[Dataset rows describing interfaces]
────────
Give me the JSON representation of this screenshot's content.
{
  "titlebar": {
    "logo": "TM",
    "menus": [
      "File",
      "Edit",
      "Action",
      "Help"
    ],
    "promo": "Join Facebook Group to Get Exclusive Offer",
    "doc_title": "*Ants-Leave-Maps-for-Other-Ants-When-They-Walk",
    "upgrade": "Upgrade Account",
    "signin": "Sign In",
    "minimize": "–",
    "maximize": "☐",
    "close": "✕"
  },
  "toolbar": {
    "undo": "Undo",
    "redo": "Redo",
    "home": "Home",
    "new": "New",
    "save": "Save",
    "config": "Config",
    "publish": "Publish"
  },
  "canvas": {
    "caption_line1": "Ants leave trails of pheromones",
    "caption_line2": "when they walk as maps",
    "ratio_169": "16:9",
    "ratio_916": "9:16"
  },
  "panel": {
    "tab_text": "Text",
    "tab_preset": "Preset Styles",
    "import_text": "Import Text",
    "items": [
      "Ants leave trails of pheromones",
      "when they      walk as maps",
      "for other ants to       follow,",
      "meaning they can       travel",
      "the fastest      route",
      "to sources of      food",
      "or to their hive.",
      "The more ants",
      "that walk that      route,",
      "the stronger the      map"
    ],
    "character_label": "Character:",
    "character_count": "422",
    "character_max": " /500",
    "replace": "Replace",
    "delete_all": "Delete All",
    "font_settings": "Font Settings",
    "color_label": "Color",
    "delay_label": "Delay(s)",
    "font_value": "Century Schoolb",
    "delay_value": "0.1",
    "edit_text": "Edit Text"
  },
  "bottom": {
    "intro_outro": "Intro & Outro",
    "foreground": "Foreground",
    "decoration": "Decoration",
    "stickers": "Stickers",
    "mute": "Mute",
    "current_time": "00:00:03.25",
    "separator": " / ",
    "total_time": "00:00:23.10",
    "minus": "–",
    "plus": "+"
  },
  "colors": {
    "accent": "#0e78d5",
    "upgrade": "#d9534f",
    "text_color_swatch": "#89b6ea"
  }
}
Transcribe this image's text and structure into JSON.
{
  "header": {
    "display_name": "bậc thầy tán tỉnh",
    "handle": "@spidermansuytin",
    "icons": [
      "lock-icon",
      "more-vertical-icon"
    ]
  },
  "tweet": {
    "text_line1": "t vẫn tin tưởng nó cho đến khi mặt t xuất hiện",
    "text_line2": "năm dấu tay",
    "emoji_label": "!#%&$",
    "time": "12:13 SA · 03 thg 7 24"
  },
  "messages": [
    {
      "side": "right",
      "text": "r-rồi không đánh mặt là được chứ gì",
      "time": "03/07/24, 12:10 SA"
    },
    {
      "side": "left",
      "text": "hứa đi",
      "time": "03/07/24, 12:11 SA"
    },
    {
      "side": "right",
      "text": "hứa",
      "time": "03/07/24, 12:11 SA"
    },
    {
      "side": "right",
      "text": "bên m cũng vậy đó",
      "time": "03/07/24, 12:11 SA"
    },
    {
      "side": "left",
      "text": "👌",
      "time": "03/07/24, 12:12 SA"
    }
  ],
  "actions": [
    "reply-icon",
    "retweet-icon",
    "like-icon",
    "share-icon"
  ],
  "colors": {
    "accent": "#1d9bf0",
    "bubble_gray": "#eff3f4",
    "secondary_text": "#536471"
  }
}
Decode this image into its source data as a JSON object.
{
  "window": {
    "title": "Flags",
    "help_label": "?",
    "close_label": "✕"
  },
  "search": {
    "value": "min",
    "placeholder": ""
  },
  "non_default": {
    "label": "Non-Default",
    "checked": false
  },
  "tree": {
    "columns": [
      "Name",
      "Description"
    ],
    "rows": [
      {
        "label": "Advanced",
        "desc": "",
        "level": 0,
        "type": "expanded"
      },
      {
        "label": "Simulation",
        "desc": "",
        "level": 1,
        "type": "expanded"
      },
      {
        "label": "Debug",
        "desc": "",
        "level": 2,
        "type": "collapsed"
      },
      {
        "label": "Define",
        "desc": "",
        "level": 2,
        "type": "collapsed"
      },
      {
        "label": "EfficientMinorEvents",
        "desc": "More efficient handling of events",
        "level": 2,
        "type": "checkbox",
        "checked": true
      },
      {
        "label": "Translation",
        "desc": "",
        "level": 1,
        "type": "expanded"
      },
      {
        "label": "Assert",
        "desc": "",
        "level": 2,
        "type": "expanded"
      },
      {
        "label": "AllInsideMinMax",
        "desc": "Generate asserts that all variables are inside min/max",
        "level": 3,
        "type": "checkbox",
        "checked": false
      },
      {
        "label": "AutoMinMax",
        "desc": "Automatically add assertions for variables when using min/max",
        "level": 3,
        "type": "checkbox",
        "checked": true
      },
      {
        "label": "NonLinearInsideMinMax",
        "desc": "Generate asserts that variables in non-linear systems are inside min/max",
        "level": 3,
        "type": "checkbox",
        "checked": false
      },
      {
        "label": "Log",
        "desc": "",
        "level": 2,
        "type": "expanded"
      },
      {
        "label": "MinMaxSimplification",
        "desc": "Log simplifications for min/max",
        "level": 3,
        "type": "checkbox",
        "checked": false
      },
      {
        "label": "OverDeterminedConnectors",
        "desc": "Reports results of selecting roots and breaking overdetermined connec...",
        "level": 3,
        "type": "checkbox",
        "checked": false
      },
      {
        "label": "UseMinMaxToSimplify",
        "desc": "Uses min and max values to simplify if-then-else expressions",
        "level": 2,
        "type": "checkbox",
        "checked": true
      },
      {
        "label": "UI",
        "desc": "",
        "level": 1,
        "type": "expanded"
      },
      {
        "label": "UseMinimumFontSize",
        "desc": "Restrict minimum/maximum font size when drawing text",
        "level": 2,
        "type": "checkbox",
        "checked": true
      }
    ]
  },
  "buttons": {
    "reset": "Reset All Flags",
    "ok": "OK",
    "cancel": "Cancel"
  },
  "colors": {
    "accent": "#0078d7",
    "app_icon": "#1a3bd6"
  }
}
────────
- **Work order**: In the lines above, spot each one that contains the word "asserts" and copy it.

- **Task solution**:
        "desc": "Generate asserts that all variables are inside min/max",
        "desc": "Generate asserts that variables in non-linear systems are inside min/max",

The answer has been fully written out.